## WHAT TO WORK ON
For the records that follow, give the number of lines in which the word "shadows" occurs, with nothing added.
:: SUPPLIED RECORDS ::
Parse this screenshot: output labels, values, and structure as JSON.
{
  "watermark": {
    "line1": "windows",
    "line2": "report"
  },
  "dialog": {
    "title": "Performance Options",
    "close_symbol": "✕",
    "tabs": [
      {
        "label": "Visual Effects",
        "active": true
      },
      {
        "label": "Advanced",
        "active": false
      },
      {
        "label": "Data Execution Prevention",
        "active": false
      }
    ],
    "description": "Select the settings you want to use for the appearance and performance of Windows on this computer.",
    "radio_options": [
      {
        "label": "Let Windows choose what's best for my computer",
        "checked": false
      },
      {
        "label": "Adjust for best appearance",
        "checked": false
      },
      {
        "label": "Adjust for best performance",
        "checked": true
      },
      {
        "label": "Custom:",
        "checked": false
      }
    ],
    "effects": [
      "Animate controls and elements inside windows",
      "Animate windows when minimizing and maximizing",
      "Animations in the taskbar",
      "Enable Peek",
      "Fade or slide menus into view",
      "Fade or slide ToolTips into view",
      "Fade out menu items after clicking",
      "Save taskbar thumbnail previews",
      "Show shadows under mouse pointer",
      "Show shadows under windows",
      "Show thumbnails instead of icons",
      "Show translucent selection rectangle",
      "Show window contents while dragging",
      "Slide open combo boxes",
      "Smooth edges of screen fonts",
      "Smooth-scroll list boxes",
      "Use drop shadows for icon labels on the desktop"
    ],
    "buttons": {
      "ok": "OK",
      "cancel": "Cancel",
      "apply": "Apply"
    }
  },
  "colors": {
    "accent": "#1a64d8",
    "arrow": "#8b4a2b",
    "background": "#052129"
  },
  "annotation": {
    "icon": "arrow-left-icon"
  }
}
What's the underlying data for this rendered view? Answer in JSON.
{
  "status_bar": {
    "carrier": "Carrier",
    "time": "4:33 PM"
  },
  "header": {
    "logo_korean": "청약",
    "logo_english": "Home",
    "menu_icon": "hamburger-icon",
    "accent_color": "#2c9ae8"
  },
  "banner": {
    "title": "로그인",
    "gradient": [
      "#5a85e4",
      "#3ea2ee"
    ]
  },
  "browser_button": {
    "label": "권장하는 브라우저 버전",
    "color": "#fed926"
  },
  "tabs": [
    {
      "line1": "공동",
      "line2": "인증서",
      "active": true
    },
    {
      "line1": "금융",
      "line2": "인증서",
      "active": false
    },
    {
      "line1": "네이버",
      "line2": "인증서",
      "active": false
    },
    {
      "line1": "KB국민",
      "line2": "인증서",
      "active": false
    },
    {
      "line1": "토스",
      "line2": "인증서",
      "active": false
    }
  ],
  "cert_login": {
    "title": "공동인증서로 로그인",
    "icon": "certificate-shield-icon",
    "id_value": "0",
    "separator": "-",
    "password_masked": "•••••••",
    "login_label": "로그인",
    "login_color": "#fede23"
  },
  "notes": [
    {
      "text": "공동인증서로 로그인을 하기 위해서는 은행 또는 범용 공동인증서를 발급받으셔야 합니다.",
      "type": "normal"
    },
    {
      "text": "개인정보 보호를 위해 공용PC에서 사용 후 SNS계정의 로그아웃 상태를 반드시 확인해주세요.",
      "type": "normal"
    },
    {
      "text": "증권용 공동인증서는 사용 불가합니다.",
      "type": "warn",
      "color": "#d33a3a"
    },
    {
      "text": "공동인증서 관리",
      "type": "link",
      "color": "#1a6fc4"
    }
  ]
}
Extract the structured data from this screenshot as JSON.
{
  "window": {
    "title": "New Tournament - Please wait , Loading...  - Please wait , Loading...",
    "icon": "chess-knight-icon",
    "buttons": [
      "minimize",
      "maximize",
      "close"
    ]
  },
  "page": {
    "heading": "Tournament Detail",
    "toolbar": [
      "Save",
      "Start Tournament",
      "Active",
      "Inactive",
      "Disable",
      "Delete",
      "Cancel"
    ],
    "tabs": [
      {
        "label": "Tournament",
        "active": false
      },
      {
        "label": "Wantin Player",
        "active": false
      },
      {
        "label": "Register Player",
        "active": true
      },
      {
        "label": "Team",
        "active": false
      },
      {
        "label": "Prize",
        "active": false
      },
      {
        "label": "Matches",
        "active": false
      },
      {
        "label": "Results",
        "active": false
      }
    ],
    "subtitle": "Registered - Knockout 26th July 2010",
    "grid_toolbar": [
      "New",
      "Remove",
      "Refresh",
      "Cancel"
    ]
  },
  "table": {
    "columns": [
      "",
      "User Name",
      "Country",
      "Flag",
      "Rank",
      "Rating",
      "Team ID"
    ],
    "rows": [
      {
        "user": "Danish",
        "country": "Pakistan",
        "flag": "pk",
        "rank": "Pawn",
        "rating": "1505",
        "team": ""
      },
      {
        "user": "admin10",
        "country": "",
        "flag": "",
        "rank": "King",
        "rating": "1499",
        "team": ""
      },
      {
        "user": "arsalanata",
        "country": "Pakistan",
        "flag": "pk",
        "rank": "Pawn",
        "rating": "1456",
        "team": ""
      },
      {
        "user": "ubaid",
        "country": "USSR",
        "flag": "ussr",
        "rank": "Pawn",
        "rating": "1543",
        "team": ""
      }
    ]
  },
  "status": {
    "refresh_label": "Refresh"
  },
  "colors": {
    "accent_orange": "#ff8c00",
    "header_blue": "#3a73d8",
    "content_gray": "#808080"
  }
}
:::
## SOLUTION TO THE PROBLEM
3